Though snow swirled yesterday and the roads were icy, though ravens have begun their courtship over our woods, acrobats of love, though the house is quiet and the cat is sleeping, I am happy to have reached my 67th birthday as the days grow a little longer and the sun dreams of summer.
The snow fell overnight. Again. Birds wait on the wall of logs. Happy to have reached my birthday, though a virus keeps friends and lovers apart, though the cold reaches right into the corners of the kitchen and I haven’t taken my tuque off for weeks. Happy happy happy. At least today.
What did the year hold in its 12 months, its moons and stars, its generous days. What. There were lonely times (when I could not find a friend), there were dark hours, so dark it was hard to find the tiny light glowing behind the abalone shell at the top of the stairs, there was joy. Birdsong on spring mornings, a bear with cubs in the old orchard.
The bougainvillea looks sad in the greenhouse, though I kept a lightbulb burning to keep the place from freezing. The geraniums, limp. The olive trees surprisingly upright and vivid. This is my birthday, I’ll tell them, We have the spring to look forward to, the summer. (Though some of them remember the heat dome, the weeks without rain.) We have warmth and spring rain, tiny frogs finding your leaves, dragonflies in the open door.
Make me a willow cabin at your gate,
And call upon my soul within the house.
The blue lanes, the untidy rivers, the red pulse of my own capricious heart as I swim – the quilt is nearly finished. I thought of water as I stitched, followed each oxbow and meander.
Even so quickly may one catch the plague?

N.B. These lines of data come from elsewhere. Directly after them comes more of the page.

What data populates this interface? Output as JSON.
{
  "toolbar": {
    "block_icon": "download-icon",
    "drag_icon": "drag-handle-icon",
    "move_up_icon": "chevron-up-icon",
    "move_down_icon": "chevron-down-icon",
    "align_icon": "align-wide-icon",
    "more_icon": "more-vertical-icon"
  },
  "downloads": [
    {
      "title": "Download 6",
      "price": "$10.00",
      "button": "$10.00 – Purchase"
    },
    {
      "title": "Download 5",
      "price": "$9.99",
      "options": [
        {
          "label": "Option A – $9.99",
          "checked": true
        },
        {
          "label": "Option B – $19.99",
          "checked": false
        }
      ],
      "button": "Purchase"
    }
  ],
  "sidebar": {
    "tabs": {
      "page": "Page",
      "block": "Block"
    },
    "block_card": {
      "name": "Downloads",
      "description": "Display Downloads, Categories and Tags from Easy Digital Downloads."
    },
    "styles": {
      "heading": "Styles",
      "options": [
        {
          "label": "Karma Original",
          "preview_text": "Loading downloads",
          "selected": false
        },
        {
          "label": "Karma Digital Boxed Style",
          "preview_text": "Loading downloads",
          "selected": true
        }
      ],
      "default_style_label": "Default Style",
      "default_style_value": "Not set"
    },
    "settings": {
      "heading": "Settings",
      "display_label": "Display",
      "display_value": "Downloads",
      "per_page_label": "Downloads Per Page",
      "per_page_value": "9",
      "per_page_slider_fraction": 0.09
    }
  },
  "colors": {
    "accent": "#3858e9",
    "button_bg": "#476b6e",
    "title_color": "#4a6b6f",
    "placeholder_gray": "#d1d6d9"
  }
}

To look forward to: some of your family visiting in February; Venus at its brightest in the middle of that month; the scribble of gold as a high jet passes your house from somewhere to somewhere; your new book in early April, the blue of its cover exactly what you dreamed it would be; the first miners lettuce; the bowl of snowdrops in bloom by the door (as you leave and return). May, June, July, August, the months collecting, accumulating, until another year has written itself into your memory. Look forward, past the snow and the broken branches, the days that are barely light, the ice on Oyster Bay.
O time, thou must untangle this, not I.
It is too hard a knot for me t’untie
(The passages in 5,7, and 9 are from Shakespeare’s Twelfth Night, a play I’ve always loved.)